Logical, default is TRUE. Whether warnings should be displayed (concerns warnings relating to convergence state).


Logical. When you combine different variables to transform them into a single fixed-effects you can do e.g. y ~ x | paste(var1, var2). The algorithm provides a shorthand to do the same operation: y ~ x | var1^var2. Because pasting variables is a costly operation, the internal algorithm may use a numerical trick to hasten the process. The cost of doing so is that you lose the labels. If you are interested in getting the value of the fixed-effects coefficients after the estimation, you should use combine.quick = FALSE. By default it is equal to FALSE if the number of observations is lower than 50,000, and to TRUE otherwise.


Logical, default is FALSE. Only used in the presence of fixed-effects: should the centered variables be returned? If TRUE, it creates the items y_demeaned and X_demeaned.
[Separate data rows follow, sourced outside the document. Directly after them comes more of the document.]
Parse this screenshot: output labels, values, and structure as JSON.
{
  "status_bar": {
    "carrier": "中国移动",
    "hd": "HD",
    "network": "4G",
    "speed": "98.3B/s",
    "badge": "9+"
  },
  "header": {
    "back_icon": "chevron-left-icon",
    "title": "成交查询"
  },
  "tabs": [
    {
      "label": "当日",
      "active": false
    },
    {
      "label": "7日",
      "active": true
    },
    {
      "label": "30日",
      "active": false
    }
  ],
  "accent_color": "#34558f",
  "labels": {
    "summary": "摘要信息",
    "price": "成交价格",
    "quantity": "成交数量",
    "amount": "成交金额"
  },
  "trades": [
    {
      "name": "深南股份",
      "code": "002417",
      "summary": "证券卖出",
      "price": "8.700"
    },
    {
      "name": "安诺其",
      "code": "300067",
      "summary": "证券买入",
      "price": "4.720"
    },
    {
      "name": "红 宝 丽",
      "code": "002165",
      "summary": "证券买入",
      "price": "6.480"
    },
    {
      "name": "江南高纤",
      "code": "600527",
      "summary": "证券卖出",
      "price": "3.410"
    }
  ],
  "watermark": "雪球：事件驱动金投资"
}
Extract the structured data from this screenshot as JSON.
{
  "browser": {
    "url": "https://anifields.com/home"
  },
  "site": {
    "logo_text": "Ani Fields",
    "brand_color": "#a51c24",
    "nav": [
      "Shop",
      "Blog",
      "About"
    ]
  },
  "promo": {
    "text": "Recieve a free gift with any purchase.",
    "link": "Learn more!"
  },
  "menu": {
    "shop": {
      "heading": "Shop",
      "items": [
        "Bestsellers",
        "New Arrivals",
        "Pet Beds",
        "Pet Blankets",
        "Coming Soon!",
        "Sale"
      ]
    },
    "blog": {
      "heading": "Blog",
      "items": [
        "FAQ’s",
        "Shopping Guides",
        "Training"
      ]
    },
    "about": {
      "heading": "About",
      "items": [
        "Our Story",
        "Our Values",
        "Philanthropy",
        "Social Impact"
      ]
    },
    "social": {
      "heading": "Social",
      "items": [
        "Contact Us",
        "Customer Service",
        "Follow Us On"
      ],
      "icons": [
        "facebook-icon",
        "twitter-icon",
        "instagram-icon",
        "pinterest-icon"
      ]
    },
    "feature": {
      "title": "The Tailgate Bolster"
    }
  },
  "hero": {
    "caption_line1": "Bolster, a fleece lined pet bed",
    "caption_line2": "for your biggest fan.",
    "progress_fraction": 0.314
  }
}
Logical, default is FALSE. Only to be used if the data set is large compared to the available RAM. If TRUE then intermediary objects are removed as much as possible and gc is run before each substantial C++ section in the internal code to avoid memory issues.


Number of iterations of the glm algorithm. Default is 25.


Tolerance level for the glm algorithm. Default is 1e-8.


Logical, default to FALSE. Whether to reset all values.


The function getFixest_estimation returns the currently set global defaults.


# Example: removing singletons is FALSE by default

# => changing this default

# Let's create data with singletons
base = iris
names(base) = c("y", "x1", "x2", "x3", "species")
base$fe_singletons = as.character(base$species)
base$fe_singletons[1:5] = letters[1:5]

res          = feols(y ~ x1 + x2 | fe_singletons, base)
res_noSingle = feols(y ~ x1 + x2 | fe_singletons, base, fixef.rm = "single")
#> NOTE: 5 fixed-effect singletons were removed (5 observations).

# New defaults
setFixest_estimation(fixef.rm = "single")
res_newDefault = feols(y ~ x1 + x2 | fe_singletons, base)
#> NOTE: 5 fixed-effect singletons were removed (5 observations).

etable(res, res_noSingle, res_newDefault)
#>                                res     res_noSingle   res_newDefault
#> Dependent Var.:                  y                y                y
#> x1                0.4274* (0.1409)  0.4274 (0.1615)  0.4274 (0.1615)
#> x2              0.7774*** (0.1099) 0.7774* (0.1260) 0.7774* (0.1260)
#> Fixed-Effects:  ------------------ ---------------- ----------------
#> fe_singletons                  Yes              Yes              Yes
#> _______________ __________________ ________________ ________________
#> S.E.: Clustered  by: fe_singletons by: fe_singlet.. by: fe_singlet..
#> Observations                   150              145              145
#> R2                         0.86452          0.85729          0.85729
#> Within R2                  0.64201          0.64201          0.64201
#> ---
#> Signif. codes: 0 '***' 0.001 '**' 0.01 '*' 0.05 '.' 0.1 ' ' 1

# Resetting the defaults
setFixest_estimation(reset = TRUE)